* [Given entries]:
....

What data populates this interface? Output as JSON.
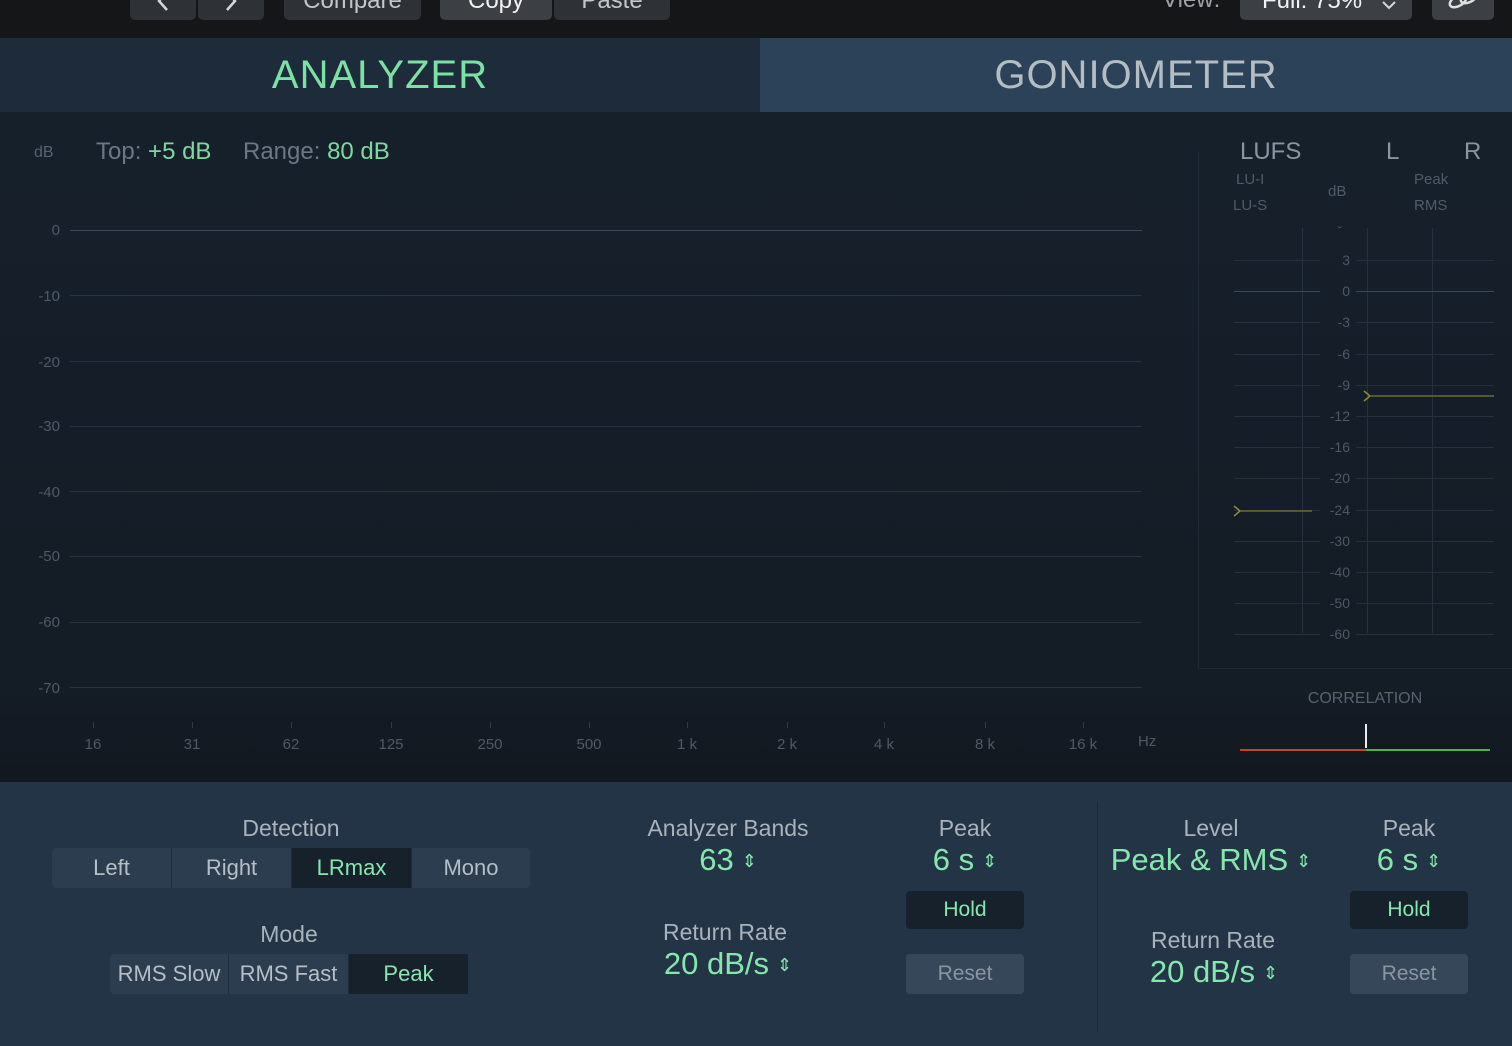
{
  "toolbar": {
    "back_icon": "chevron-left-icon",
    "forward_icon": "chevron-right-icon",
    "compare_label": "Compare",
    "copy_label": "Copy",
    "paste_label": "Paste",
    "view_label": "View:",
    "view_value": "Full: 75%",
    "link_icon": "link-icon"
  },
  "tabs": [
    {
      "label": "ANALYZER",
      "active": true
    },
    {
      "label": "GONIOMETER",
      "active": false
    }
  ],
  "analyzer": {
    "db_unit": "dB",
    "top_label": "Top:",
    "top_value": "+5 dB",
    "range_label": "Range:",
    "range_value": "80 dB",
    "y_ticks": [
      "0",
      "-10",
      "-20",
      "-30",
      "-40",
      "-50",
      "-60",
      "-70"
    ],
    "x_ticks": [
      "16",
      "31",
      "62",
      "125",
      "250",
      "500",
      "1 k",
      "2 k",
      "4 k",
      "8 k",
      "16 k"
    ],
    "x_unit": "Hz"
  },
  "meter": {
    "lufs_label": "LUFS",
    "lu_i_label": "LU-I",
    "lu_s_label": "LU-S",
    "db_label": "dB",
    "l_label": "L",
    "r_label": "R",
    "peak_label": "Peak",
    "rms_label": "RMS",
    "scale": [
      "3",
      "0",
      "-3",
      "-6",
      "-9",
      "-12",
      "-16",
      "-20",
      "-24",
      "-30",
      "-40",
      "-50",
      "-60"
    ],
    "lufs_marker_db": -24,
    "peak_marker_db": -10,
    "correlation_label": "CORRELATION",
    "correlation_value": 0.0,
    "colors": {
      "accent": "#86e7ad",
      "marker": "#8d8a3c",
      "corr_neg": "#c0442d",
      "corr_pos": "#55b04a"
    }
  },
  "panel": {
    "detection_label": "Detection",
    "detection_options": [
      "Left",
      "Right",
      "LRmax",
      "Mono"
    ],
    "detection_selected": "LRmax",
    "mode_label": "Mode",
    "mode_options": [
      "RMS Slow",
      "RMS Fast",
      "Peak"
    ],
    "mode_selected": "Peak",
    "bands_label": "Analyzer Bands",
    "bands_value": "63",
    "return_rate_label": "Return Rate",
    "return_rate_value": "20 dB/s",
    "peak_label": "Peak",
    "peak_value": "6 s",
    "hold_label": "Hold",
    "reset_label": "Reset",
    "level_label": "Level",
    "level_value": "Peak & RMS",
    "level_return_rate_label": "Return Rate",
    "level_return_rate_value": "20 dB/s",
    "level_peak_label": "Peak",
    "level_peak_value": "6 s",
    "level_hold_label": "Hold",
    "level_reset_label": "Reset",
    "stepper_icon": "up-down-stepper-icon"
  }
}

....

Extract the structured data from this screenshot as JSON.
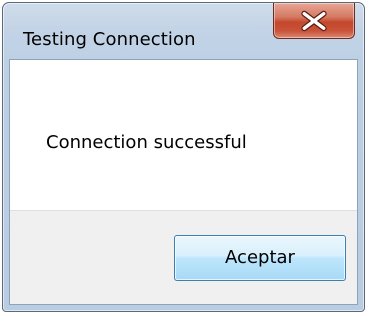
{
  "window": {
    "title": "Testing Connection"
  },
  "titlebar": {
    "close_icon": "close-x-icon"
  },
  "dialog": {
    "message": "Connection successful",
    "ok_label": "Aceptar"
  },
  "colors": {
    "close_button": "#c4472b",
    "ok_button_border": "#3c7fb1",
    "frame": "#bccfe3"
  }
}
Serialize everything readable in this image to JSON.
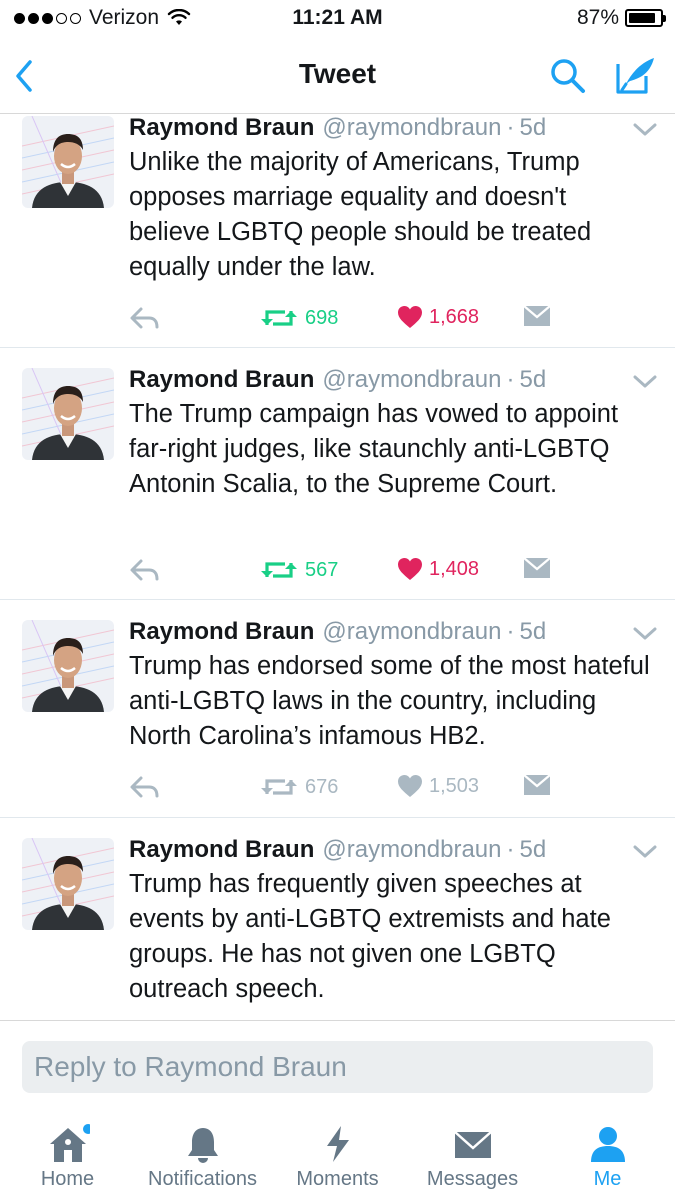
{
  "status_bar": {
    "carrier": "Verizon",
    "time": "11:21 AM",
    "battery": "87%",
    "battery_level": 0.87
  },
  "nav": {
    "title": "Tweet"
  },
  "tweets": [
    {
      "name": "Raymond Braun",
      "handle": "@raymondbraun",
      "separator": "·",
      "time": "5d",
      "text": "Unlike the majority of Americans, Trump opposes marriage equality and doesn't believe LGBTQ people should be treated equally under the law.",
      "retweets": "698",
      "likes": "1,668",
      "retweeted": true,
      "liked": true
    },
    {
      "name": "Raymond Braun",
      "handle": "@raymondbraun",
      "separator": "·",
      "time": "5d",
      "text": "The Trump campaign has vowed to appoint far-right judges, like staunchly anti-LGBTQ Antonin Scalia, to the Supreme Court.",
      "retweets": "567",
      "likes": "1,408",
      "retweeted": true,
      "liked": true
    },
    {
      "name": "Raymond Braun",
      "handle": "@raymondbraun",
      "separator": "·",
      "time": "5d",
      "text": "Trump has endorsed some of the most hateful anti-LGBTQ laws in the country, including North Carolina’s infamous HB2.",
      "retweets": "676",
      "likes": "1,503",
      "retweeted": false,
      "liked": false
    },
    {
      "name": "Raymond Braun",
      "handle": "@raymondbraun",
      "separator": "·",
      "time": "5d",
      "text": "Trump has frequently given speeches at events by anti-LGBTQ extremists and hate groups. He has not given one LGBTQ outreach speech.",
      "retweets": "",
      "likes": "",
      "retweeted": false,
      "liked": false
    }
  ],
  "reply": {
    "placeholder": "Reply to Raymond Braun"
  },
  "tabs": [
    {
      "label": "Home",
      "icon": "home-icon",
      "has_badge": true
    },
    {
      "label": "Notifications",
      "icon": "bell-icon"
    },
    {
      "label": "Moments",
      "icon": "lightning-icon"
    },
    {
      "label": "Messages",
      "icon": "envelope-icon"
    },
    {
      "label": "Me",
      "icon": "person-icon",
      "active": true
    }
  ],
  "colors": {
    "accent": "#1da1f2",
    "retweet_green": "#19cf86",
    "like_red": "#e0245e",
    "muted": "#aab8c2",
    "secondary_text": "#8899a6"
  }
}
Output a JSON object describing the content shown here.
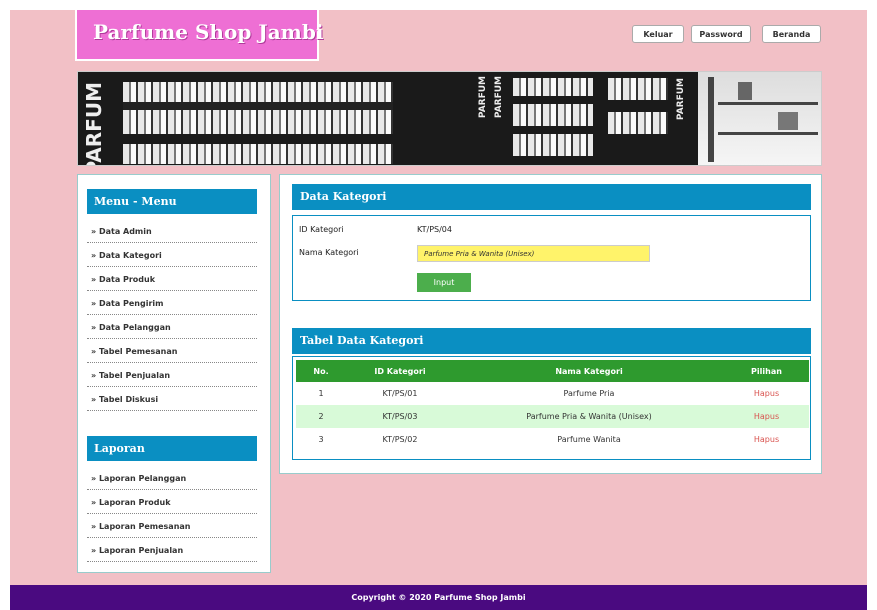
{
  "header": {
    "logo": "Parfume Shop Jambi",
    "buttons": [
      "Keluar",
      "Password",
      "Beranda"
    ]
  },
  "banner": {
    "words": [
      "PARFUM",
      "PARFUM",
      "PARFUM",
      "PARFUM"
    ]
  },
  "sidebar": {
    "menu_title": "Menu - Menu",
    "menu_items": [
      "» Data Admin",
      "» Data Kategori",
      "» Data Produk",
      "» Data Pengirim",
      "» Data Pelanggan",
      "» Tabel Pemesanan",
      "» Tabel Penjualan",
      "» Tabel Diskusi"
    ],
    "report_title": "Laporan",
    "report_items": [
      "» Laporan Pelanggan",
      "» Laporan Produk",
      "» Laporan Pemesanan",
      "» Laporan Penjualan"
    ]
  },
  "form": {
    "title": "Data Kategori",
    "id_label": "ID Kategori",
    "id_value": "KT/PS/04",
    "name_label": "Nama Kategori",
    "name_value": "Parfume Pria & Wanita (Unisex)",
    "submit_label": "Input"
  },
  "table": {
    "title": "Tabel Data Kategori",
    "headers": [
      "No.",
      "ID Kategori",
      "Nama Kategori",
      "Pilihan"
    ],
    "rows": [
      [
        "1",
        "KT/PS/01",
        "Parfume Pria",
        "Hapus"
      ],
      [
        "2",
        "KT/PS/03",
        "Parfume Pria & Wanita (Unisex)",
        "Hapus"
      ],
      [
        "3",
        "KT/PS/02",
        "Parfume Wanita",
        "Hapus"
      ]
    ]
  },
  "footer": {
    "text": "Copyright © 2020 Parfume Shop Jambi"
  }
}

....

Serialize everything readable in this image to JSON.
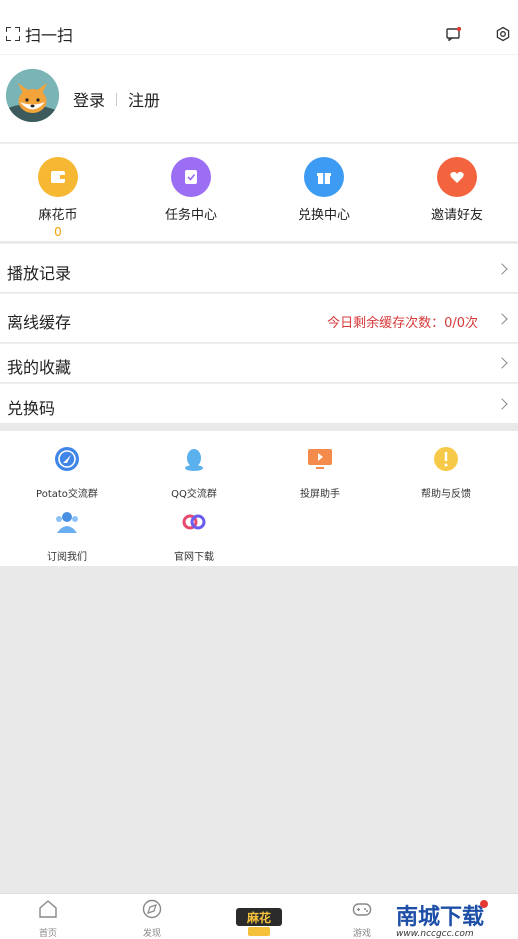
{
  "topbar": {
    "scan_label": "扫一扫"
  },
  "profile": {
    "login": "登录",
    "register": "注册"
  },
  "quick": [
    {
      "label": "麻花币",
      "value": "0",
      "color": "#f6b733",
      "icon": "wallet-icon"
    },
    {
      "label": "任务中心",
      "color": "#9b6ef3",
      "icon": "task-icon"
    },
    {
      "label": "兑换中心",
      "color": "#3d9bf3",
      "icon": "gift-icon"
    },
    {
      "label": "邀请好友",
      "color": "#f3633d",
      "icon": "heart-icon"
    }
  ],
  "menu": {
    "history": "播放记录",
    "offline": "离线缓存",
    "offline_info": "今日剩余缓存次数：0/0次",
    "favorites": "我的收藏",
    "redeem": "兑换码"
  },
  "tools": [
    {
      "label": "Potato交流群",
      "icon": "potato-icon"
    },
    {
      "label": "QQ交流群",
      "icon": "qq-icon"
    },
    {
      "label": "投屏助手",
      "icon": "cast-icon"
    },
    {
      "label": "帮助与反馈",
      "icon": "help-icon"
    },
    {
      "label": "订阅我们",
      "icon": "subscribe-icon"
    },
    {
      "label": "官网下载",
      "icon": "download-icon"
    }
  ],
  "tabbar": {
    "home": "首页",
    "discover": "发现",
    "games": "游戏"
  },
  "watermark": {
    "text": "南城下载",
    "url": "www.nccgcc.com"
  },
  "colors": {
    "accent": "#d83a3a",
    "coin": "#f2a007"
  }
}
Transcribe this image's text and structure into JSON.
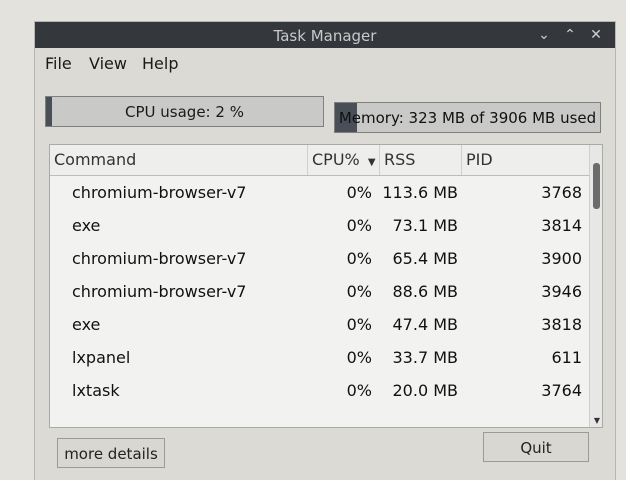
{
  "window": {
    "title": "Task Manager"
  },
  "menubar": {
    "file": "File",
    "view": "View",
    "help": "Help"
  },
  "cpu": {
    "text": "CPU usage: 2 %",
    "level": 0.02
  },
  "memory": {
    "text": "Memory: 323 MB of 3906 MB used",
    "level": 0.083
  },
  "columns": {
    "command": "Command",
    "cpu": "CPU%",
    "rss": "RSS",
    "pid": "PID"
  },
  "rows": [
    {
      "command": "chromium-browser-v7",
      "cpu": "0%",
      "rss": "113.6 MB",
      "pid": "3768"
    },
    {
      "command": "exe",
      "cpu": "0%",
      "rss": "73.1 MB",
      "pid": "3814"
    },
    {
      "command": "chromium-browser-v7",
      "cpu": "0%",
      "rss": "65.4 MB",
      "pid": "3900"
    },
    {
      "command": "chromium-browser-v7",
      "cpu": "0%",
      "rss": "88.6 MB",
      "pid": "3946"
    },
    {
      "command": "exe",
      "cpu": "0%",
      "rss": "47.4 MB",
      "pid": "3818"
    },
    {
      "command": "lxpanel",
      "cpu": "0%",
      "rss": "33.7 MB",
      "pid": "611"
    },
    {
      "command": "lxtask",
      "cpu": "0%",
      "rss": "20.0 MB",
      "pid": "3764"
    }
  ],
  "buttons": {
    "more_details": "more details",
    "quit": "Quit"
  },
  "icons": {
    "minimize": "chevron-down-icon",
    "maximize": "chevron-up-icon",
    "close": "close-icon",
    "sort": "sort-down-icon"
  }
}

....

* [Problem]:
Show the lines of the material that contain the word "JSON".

* [Written answer]:
What data populates this interface? Output as JSON.
Extract the structured data from this screenshot as JSON.
Serialize everything readable in this image to JSON.
Output a JSON object describing the content shown here.
Serialize everything readable in this image to JSON.
Transcribe this image's text and structure into JSON.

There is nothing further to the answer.